Wilkinson ran as a Republican for the U.S. Senate in 1964, at which point he legally changed his first name to Bud, but narrowly lost to Democrat Fred R. Harris during the same election in which Republican presidential nominee, Senator Barry Goldwater lost to incumbent President Lyndon Baines Johnson 55-45 percent in Oklahoma. Through 2012, Johnson is the last Democrat to carry Oklahoma in a presidential election[4] Wilkinson served as Republican National Committeeman from Oklahoma, and was considered for the position of committeeman chairman by Richard Nixon but was not selected.[citation needed] Wilkinson entertained seeking the other Oklahoma U.S. Senate seat in 1968, but he did not run, and the position went to former Governor Henry Bellmon, also a Republican.

In 1965, Wilkinson joined ABC Sports as their lead color commentator on college football telecasts, teaming with Chris Schenkel and, later, Keith Jackson. Wilkinson was the color analyst for three of the greatest games in college football history, each commonly referred to as a "Game of the Century": Notre Dame vs. Michigan State in 1966, Texas vs. Arkansas in 1969, and Nebraska vs. Oklahoma in 1971.

Wilkinson was inducted into the College Football Hall of Fame in 1969. In 1978, Wilkinson returned to coaching with the St. Louis Cardinals of the NFL. After less than two disappointing seasons, he was fired and returned to broadcasting with ESPN.

Wilkinson suffered a series of minor strokes and, on February 9, 1994, he died of congestive heart failure in St. Louis at the age of 77. He is interred at Oak Grove Cemetery in St. Louis, Missouri.

Personal life[edit]

Wilkinson was married to the former Mary Schifflet in 1938, with whom he had two sons, Pat and Jay. They divorced in 1975. A year later, he married Donna O'Donnahue, 33 years his junior, who survived him in death.

Head coaching record[edit]

College[edit]

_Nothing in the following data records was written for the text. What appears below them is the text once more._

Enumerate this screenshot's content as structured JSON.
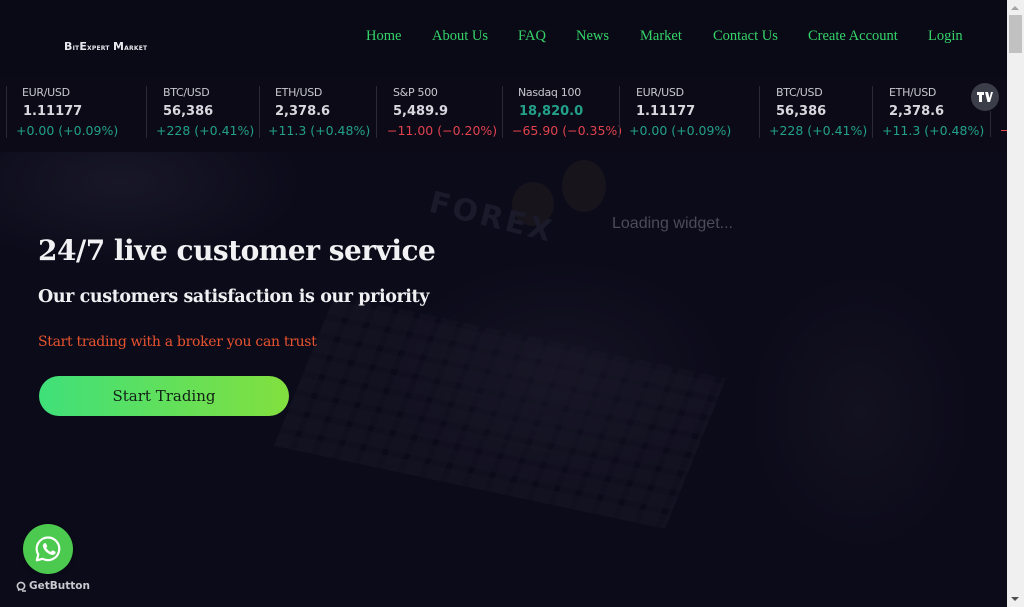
{
  "brand": {
    "logo_text": "BitExpert Market"
  },
  "nav": {
    "items": [
      {
        "label": "Home"
      },
      {
        "label": "About Us"
      },
      {
        "label": "FAQ"
      },
      {
        "label": "News"
      },
      {
        "label": "Market"
      },
      {
        "label": "Contact Us"
      },
      {
        "label": "Create Account"
      },
      {
        "label": "Login"
      }
    ]
  },
  "ticker": {
    "items": [
      {
        "symbol": "EUR/USD",
        "price": "1.11177",
        "change": "+0.00 (+0.09%)",
        "direction": "up"
      },
      {
        "symbol": "BTC/USD",
        "price": "56,386",
        "change": "+228 (+0.41%)",
        "direction": "up"
      },
      {
        "symbol": "ETH/USD",
        "price": "2,378.6",
        "change": "+11.3 (+0.48%)",
        "direction": "up"
      },
      {
        "symbol": "S&P 500",
        "price": "5,489.9",
        "change": "−11.00 (−0.20%)",
        "direction": "down"
      },
      {
        "symbol": "Nasdaq 100",
        "price": "18,820.0",
        "change": "−65.90 (−0.35%)",
        "direction": "down",
        "price_color": "#22a08a"
      },
      {
        "symbol": "EUR/USD",
        "price": "1.11177",
        "change": "+0.00 (+0.09%)",
        "direction": "up"
      },
      {
        "symbol": "BTC/USD",
        "price": "56,386",
        "change": "+228 (+0.41%)",
        "direction": "up"
      },
      {
        "symbol": "ETH/USD",
        "price": "2,378.6",
        "change": "+11.3 (+0.48%)",
        "direction": "up"
      }
    ],
    "badge_label": "TV",
    "colors": {
      "up": "#22a08a",
      "down": "#e0424f"
    }
  },
  "hero": {
    "title": "24/7 live customer service",
    "subtitle": "Our customers satisfaction is our priority",
    "tagline": "Start trading with a broker you can trust",
    "cta_label": "Start Trading",
    "background_text": "FOREX",
    "widget_loading_text": "Loading widget..."
  },
  "floating": {
    "whatsapp_icon": "whatsapp-icon",
    "getbutton_label": "GetButton"
  },
  "colors": {
    "nav_link": "#35d46a",
    "tagline": "#e8532e",
    "cta_gradient_start": "#3fe07a",
    "cta_gradient_end": "#82e03e",
    "whatsapp": "#4cc94f"
  }
}
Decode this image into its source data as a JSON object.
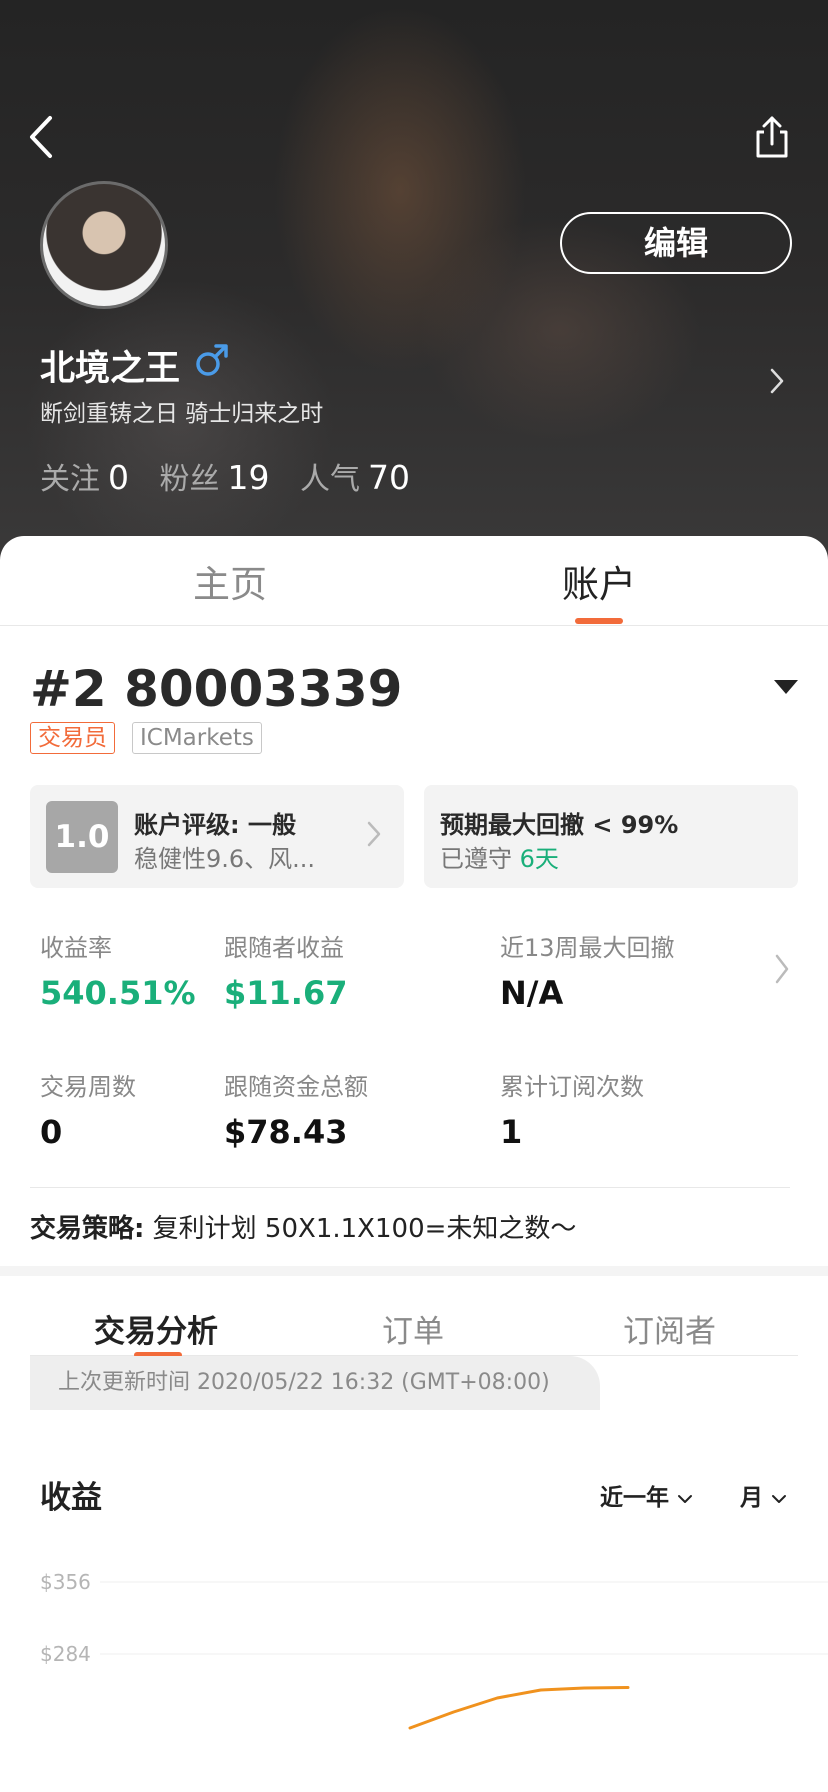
{
  "header": {
    "edit_label": "编辑",
    "username": "北境之王",
    "gender": "male",
    "bio": "断剑重铸之日 骑士归来之时",
    "stats": [
      {
        "label": "关注",
        "value": "0"
      },
      {
        "label": "粉丝",
        "value": "19"
      },
      {
        "label": "人气",
        "value": "70"
      }
    ]
  },
  "tabs": {
    "home": "主页",
    "account": "账户",
    "active": "account"
  },
  "account": {
    "title": "#2 80003339",
    "tag_role": "交易员",
    "tag_broker": "ICMarkets"
  },
  "rating_card": {
    "score": "1.0",
    "title": "账户评级: 一般",
    "subtitle": "稳健性9.6、风..."
  },
  "drawdown_card": {
    "title": "预期最大回撤 < 99%",
    "subtitle_prefix": "已遵守",
    "subtitle_value": "6天"
  },
  "metrics": [
    {
      "label": "收益率",
      "value": "540.51%"
    },
    {
      "label": "跟随者收益",
      "value": "$11.67"
    },
    {
      "label": "近13周最大回撤",
      "value": "N/A"
    },
    {
      "label": "交易周数",
      "value": "0"
    },
    {
      "label": "跟随资金总额",
      "value": "$78.43"
    },
    {
      "label": "累计订阅次数",
      "value": "1"
    }
  ],
  "strategy": {
    "label": "交易策略:",
    "text": "复利计划 50X1.1X100=未知之数～"
  },
  "sub_tabs": {
    "analysis": "交易分析",
    "orders": "订单",
    "subscribers": "订阅者",
    "active": "analysis"
  },
  "update_text": "上次更新时间 2020/05/22 16:32 (GMT+08:00)",
  "chart_section": {
    "title": "收益",
    "period": "近一年",
    "unit": "月"
  },
  "chart_data": {
    "type": "line",
    "title": "收益",
    "y_tick_labels": [
      "$356",
      "$284"
    ],
    "ylim": [
      212,
      356
    ],
    "y_ticks": [
      356,
      284
    ],
    "series": [
      {
        "values": [
          210,
          226,
          240,
          248,
          250,
          250.5
        ]
      }
    ],
    "line_color": "#f0921e",
    "grid": true
  },
  "colors": {
    "accent": "#f26b3a",
    "positive": "#1aaf7a",
    "gender": "#4a9be8"
  }
}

YearTeamOverallConferenceStandingBowl/playoffsCoaches#AP°
Oklahoma Sooners (Big Six/Big Seven/Big Eight Conference) (1947–1963)
1947Oklahoma7–2–14–0–11st16
1948Oklahoma10–15–01stW Sugar5
1949Oklahoma11–05–01stW Sugar2
1950Oklahoma10–16–01stL Sugar11
1951Oklahoma8–26–01st1110
1952Oklahoma8–1–15–0–11st44
1953Oklahoma9–1–16–01stW Orange54
1954Oklahoma10–06–01st33
1955Oklahoma11–06–01stW Orange11
1956Oklahoma10–06–01st11
1957Oklahoma10–16–01stW Orange44
1958Oklahoma10–17–01stW Orange55
1959Oklahoma7–36–11st1515
1960Oklahoma3–6–12–4–15th
1961Oklahoma5–54–34th
1962Oklahoma8–37–01stL Orange78
1963Oklahoma8–26–12nd89
Oklahoma:145–29–493–9–3
Total:145–29–4
      National championship         Conference title         Conference division title
#Rankings from final Coaches' Poll.
°Rankings from final AP Poll.

NFL[edit]

SeasonConferenceDivisionFinishWinsLossesTies
St. Louis Cardinals
1978NFCEast4th6100
1979NFCEast5th5110
Totals11210

References[edit]

  1. ^ Yagoda, Ben (13 June 2014). "The Strange 1960s Gym-Class Anthem in Apple's New iPhone Commercial". Slate. Retrieved 23 June 2014. 
  2. ^ "The Federal Government Takes on Physical Fitness". John F. Kennedy Presidential Library and Museum. p. 2. Retrieved 19 June 2014. 
  3. ^ Riis, Richard (9 June 2014). "Apple's "Chicken Fat" Ad Harks Back to a Political Era Long Gone". Daily Kos. Retrieved 19 June 2014. 
  4. ^ "Fred R. Harris: His political career". Carl Albert Center Archives at the University of Oklahoma. 2009-04-03. Retrieved 2011-11-20. 

External links[edit]